- About Us
- Local Savings
- Green Editions
- Legal Notices
- Weekly Ads
Kitsap County seeks ownership of Point No Point lighthouse
HANSVILLE — Kitsap County has applied for ownership of the Point No Point lighthouse, but it will be months before a decision is made.
The U.S. Coast Guard declared the eight-acre Hansville property surplus in October 2009. The federal government is searching for an organization to take over the property at no cost.
Kitsap County already operates a popular park and vacation rental on the lighthouse grounds, and owns adjacent acreage. While the county is the obvious suitor for the land, it was not the only organization to apply. U.S. General Services Administration spokesman Ross Buffington said a California-based organization also applied for the property but was probably not eligible to receive the land. He was unable to supply more details about the applicant before press time Thursday.
Kitsap County has been interested in acquiring the property for years and pounced when the land was declared surplus.
The county filed its application to the federal government last week and North Kitsap County Commissioner Steve Bauer said he hopes a decision will come in a matter of months.
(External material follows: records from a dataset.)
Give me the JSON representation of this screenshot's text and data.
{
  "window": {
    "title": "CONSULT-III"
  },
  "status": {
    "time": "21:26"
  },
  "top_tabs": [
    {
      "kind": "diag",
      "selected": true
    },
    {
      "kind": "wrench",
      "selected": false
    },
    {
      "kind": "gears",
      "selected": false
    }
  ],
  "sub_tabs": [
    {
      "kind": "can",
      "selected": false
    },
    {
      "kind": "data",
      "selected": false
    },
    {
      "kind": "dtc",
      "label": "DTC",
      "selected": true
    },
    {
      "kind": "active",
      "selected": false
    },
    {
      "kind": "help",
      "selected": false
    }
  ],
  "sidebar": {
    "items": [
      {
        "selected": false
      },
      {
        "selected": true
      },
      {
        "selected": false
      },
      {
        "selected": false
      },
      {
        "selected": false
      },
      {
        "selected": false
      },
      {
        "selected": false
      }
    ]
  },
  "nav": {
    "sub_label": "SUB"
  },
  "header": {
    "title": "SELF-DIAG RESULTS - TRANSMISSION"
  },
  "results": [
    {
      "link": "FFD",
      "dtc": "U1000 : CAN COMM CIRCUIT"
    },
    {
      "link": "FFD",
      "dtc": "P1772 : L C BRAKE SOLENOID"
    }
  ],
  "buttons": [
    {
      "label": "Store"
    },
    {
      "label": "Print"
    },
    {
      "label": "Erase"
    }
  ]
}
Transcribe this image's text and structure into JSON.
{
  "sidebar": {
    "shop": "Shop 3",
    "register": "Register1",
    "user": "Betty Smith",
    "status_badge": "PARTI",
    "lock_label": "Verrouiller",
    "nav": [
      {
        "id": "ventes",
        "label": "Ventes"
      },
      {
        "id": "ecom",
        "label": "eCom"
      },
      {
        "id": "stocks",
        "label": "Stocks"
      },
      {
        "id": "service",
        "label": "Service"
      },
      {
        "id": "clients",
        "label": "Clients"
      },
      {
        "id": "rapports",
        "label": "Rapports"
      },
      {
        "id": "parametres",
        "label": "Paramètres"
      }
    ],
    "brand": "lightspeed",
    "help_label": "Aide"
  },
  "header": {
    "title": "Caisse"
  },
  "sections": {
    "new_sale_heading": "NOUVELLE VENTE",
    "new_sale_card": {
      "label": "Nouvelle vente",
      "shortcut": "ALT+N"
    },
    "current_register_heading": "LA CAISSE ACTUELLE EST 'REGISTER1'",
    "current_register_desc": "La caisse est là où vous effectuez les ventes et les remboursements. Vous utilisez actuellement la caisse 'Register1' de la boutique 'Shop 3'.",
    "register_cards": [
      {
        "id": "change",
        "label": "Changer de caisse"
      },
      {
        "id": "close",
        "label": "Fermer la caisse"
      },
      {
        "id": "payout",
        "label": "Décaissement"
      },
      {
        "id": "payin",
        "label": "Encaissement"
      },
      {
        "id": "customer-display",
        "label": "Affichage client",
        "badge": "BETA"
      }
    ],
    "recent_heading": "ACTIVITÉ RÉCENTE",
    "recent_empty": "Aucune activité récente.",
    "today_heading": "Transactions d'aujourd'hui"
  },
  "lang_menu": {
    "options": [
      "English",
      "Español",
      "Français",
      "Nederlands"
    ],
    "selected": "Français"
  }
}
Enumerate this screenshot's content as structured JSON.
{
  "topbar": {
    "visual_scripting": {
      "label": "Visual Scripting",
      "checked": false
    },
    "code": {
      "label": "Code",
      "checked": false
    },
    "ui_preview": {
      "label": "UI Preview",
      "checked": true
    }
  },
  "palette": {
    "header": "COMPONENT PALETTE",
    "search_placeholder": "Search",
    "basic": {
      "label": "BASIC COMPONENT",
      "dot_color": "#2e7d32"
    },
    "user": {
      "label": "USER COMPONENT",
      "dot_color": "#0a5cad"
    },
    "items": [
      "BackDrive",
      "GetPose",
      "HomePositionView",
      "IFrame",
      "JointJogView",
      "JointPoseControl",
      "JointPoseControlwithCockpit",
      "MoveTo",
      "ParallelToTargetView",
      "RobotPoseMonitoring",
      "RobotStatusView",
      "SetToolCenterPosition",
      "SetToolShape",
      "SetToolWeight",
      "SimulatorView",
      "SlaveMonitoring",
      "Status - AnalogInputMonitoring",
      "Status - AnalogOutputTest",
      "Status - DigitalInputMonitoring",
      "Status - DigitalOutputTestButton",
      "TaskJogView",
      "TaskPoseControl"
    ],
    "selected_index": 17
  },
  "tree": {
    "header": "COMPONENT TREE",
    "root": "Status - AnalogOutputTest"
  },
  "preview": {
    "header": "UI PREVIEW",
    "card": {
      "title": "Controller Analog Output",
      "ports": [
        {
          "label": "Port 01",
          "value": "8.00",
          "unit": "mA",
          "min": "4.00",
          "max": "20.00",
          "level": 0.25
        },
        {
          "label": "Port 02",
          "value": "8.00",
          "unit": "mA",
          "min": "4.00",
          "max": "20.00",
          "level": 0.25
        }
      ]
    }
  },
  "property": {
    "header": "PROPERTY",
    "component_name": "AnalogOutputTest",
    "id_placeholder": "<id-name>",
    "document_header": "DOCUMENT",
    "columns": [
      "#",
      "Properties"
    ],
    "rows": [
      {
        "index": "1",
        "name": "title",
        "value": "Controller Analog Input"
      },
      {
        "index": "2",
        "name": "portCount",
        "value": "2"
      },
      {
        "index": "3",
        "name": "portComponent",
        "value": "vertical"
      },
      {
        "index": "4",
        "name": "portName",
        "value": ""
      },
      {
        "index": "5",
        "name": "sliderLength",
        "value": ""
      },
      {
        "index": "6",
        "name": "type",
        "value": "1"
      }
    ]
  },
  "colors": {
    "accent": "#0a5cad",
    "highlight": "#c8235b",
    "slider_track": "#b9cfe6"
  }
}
“Some have dragged out for a couple of years, and we want to get it done sooner,” Bauer said. “We can’t risk not having the county own it.”
The Point No Point lighthouse will be transferred through the National Historic Lighthouse Preservation Act, which allows the Coast Guard to surplus unneeded stations while keeping them open to the public. The Coast Guard will maintain a radar tower and navigational equipment at Point No Point.
Visitors won’t notice much change if the park is transferred to the county, though Bauer said the county may be more willing to invest in upkeep of the facilities if it owned the land.
Because its Parks and Recreation department is strapped for cash, the county wants the park to be as financially self-sufficient as possible, Bauer said. The county makes some money from Point No Point Park by renting out the former lighthouse keeper’s house. Half of the two-story duplex is rented to vacationers, the other half serves as the headquarters of the United States Lighthouse Society.
The society has successfully pursued grant money to renovate historical lighthouse buildings on the point (see a related story on page 1).
“That is one of the best partnerships we’ve gotten into,” Bauer said, referring to the Lighthouse Society.